:: Data for review ::

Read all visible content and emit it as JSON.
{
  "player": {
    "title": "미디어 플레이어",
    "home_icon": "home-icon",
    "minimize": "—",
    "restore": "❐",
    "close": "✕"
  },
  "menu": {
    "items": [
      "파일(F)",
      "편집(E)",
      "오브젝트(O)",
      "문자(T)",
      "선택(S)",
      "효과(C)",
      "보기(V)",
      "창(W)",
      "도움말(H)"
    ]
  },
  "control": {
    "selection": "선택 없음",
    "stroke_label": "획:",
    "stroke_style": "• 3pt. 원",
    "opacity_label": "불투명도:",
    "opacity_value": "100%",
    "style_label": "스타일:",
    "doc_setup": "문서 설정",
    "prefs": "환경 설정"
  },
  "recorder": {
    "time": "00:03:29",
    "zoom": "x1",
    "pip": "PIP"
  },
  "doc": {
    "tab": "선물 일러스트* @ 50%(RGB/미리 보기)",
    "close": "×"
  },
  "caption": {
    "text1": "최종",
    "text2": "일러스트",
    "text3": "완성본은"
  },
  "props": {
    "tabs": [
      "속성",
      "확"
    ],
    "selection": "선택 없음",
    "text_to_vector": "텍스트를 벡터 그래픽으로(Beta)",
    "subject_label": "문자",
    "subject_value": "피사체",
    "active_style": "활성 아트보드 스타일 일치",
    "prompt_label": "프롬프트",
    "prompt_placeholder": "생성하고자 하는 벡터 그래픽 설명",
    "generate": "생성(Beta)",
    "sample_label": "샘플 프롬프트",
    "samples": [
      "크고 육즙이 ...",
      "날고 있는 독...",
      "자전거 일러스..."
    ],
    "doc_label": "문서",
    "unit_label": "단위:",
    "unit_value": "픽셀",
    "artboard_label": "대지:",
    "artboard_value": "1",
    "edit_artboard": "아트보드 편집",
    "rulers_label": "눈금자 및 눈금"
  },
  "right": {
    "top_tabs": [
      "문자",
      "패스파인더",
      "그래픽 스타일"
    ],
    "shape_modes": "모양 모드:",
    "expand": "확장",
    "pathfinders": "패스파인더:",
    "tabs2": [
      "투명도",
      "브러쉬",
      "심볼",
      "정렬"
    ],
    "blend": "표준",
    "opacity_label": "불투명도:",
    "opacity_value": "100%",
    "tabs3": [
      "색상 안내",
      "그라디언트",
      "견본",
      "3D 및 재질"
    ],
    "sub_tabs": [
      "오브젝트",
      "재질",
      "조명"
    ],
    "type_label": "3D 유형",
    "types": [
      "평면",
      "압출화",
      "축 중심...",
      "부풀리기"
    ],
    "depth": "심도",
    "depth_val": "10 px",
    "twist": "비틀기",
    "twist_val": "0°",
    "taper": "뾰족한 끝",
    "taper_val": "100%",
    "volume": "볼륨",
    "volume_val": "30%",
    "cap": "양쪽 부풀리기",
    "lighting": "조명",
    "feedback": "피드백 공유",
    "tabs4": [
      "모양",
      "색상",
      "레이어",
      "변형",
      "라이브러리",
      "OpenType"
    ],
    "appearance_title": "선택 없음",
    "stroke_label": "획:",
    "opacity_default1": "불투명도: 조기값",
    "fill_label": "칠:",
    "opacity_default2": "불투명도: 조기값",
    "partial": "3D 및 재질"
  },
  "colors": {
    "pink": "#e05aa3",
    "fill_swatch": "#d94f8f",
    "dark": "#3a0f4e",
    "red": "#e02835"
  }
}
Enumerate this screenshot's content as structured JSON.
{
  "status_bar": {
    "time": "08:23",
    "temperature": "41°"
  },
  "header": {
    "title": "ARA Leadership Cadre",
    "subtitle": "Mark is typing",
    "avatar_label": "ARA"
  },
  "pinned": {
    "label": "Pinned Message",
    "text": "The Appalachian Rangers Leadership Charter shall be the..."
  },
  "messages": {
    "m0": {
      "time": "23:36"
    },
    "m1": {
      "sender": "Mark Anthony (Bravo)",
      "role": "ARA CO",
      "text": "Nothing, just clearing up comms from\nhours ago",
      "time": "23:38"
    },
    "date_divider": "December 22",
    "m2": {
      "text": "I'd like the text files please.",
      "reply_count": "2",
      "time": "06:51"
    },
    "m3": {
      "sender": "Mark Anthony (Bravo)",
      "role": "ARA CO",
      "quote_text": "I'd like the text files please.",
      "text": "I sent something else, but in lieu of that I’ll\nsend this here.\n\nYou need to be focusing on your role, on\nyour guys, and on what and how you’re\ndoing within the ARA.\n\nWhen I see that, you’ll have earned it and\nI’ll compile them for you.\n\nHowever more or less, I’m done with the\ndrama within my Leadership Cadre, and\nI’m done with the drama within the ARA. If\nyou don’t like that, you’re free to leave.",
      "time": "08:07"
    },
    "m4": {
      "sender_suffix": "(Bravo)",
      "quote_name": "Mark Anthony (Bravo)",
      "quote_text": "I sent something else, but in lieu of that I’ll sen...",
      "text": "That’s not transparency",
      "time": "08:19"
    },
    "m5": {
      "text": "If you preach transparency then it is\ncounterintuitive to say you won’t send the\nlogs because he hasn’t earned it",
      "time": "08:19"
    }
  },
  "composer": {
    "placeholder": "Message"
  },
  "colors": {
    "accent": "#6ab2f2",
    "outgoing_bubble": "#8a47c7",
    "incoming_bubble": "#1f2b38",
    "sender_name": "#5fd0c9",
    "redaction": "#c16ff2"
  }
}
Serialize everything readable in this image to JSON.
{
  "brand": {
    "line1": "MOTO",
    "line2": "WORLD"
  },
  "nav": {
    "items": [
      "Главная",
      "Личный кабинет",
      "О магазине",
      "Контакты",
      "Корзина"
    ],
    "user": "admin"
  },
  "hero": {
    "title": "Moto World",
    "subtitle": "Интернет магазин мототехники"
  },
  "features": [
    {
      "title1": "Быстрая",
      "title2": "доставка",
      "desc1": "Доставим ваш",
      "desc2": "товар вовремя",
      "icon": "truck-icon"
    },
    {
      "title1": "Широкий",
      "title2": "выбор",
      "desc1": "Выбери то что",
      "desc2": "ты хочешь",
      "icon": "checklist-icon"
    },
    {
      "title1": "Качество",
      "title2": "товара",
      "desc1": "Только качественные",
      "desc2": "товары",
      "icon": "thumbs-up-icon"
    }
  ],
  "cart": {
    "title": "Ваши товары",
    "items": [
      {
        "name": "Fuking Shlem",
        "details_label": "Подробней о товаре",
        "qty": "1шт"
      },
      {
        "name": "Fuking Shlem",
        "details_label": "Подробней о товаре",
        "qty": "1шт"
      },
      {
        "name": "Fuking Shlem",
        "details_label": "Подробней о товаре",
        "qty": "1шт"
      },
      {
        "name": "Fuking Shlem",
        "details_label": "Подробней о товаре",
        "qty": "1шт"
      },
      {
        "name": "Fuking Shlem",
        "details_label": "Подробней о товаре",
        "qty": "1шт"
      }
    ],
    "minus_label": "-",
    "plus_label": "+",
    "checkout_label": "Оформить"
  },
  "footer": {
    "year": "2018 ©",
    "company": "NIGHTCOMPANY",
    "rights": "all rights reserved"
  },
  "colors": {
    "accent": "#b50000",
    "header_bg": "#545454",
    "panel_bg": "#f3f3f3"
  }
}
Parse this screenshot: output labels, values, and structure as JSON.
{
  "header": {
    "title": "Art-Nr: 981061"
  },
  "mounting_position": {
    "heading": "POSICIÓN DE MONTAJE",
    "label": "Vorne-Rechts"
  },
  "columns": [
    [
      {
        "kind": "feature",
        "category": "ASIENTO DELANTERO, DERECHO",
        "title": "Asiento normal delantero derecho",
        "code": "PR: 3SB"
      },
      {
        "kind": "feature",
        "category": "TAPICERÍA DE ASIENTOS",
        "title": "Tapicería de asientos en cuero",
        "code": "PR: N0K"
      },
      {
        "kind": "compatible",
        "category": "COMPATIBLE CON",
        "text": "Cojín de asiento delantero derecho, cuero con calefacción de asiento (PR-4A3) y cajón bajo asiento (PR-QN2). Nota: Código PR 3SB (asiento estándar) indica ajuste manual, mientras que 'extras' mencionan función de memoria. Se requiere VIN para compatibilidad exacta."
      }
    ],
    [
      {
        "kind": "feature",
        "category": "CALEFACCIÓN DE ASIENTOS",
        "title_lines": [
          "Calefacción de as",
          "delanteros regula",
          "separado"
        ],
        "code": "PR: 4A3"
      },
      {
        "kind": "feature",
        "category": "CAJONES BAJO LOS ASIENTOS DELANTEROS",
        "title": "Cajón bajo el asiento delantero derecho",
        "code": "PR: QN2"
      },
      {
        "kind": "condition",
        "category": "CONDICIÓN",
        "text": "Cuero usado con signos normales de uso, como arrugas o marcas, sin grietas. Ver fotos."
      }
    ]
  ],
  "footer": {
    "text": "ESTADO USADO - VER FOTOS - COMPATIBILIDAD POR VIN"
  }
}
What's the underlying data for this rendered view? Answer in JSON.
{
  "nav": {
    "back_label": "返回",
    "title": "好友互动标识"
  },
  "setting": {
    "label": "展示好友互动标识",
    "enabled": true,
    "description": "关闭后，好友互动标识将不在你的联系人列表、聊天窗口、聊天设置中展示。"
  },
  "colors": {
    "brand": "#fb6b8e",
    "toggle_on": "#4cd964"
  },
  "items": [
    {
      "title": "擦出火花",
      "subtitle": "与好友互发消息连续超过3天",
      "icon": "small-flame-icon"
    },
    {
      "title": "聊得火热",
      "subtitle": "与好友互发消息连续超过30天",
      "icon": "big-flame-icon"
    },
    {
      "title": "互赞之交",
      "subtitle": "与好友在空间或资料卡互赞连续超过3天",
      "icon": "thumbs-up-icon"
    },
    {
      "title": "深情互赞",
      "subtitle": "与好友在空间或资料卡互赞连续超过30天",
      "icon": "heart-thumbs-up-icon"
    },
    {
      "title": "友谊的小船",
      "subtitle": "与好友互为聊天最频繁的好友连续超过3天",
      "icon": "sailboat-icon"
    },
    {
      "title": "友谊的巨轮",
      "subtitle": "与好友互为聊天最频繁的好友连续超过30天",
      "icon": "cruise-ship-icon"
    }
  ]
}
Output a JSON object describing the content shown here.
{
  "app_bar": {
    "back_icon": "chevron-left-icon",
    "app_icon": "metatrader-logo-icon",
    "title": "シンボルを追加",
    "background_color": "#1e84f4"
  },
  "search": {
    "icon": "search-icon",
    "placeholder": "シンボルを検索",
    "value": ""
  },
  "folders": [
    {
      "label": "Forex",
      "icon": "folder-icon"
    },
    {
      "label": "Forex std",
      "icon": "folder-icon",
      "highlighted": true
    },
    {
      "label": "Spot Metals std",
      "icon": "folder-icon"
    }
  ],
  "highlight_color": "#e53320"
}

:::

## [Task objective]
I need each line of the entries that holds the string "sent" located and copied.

## [Response for this exercise]
      "text": "I sent something else, but in lieu of that I’ll\nsend this here.\n\nYou need to be focusing on your role, on\nyour guys, and on what and how you’re\ndoing within the ARA.\n\nWhen I see that, you’ll have earned it and\nI’ll compile them for you.\n\nHowever more or less, I’m done with the\ndrama within my Leadership Cadre, and\nI’m done with the drama within the ARA. If\nyou don’t like that, you’re free to leave.",
      "quote_text": "I sent something else, but in lieu of that I’ll sen...",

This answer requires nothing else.